U.S. delays its $5 billion Citi sale after weak pricing
By Dan Wilchins and David Lawder
NEW YORK/WASHINGTON, Dec 16 (Reuters) – The U.S. Treasury delayed a plan to sell its $5 billion of Citigroup Inc shares after a stock offering by the bank attracted weak demand and priced at a much lower-than-expected $3.15 a share.
The bank sold $20 billion of stock and convertible bonds to repay funds it owes to the government so it can avoid the executive compensation restrictions that came with multiple U.S. bailouts.
But raising that capital came at a steep cost to shareholders, whose shares are worth 20 percent less than their closing level on Friday, before the bank announced its plan for repaying funds to the government.
“It’s a terrific deal for Citigroup’s managers, who can get paid more, and a terrible deal for shareholders. The company paid a huge price for this capital,” said Sean Egan, principal at ratings agency Egan-Jones Ratings.
Citigroup was the third major U.S. bank to launch a multibillion-dollar share sale in December and the multitude of share sales likely dampened demand, analysts said.
“Buyers are in control of the process now,” said Blake Howells, director of research at Becker Capital Management in Portland, Oregon.
The share sale price is less than the $3.25 price at which the government bought them earlier this year as part of an emergency rescue of the No. 3 U.S. bank, shrinking the paper value of the government’s 7.7 billion shares to $24.2 billion. That stake was originally worth $25 billion and in October was worth nearly $40 billion.
Treasury “is not going to sell at a loss. That’s the bottom line,” a source familiar with the situation said.
The U.S. decided not to sell any shares at this time, and has agreed not to sell Citi shares for 90 days, the bank and the Treasury said. The government owns about one-third of Citigroup’s shares.
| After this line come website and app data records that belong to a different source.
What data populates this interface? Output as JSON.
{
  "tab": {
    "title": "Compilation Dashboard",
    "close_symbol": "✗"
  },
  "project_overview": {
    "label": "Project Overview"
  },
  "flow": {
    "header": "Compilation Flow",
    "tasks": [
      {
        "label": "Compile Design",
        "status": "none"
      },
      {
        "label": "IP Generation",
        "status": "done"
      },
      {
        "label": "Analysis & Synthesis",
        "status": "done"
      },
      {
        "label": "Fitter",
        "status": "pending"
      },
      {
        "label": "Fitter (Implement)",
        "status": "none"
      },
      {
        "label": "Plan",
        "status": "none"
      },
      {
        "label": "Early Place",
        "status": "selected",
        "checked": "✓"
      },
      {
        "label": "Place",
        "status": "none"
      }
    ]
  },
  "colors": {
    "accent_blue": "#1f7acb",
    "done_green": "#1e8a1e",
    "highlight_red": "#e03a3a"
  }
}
The U.S. government still plans to sell its Citigroup shares within the next year, a Treasury spokesman said.
The government’s decision not to sell shares was an about-face from Monday, when Citigroup said the government would sell up to $5 billion of shares alongside the bank’s offering.
BETTER TO WAIT?
Given Bank of America Corp’s $19.3 billion share sale at the beginning of the month, and Wells Fargo & Co’s $12.25 billion share sale this week, several analysts questioned the wisdom of Citigroup’s completing its massive sale in December.
The bank has only generated profits this year from moves like selling stakes in major businesses and harvesting tax benefits.
Investors may have been more receptive to Citigroup’s share sale after it posted a few quarters of profits from its main banking businesses, analysts said.
Even with Citigroup’s efforts to repay the government this year, Pay Czar Kenneth Feinberg will still have say over 2009 compensation, meaning there may be little advantage to completing a deal this year.
“There’s no question that Citigroup should have waited,” Egan said.
A person familiar with the bank’s thinking said that a deal would have been difficult whenever Citigroup did it because the bank needed to raise a large amount of capital relative to its market value and daily trading volume.
Citigroup had been negotiating with regulators for months, and when it finally reached a deal with them, it did not make sense to wait, the person added.
Citigroup said in a statement that its sale of shares and convertible securities was the largest in U.S. capital markets history.
The bank, which has recorded more than $120 billion of writedowns and credit losses since the credit crunch began, received $25 billion of bailout money from the government’s Troubled Asset Relief Program in October, and another $20 billion in December.
Earlier this year, the U.S. agreed to convert $25 billion of the preferred shares it bought from Citigroup into common stock. The government also converted $20 billion of Citi preferred stock into trust preferred securities, which the bank plans to repay with the proceeds of Wednesday’s offerings.
Citigroup also is ending an agreement with the government that guaranteed a roughly $250 billion portfolio of assets against excessive losses.
The bank sold $17 billion of common shares and another $3.5 billion of bonds that automatically convert into shares in three years.
The bank sold convertible notes that pay a coupon of 7.5 percent a year, and automatically convert to shares at a 25 percent premium to the pricing level in three years.
The bank said on Monday it also plans to issue $1.7 billion of shares to employees, and may sell another $3 billion of trust preferred securities in the first quarter.
Citi’s stock closed at $3.45 on Wednesday before the offering was priced.
(Additional reporting by Elinor Comlay; editing by Andre Grenon, Steve Orlofsky and Carol Bishopric) ((Reuters Messaging: email@example.com; +1 646 223 6320))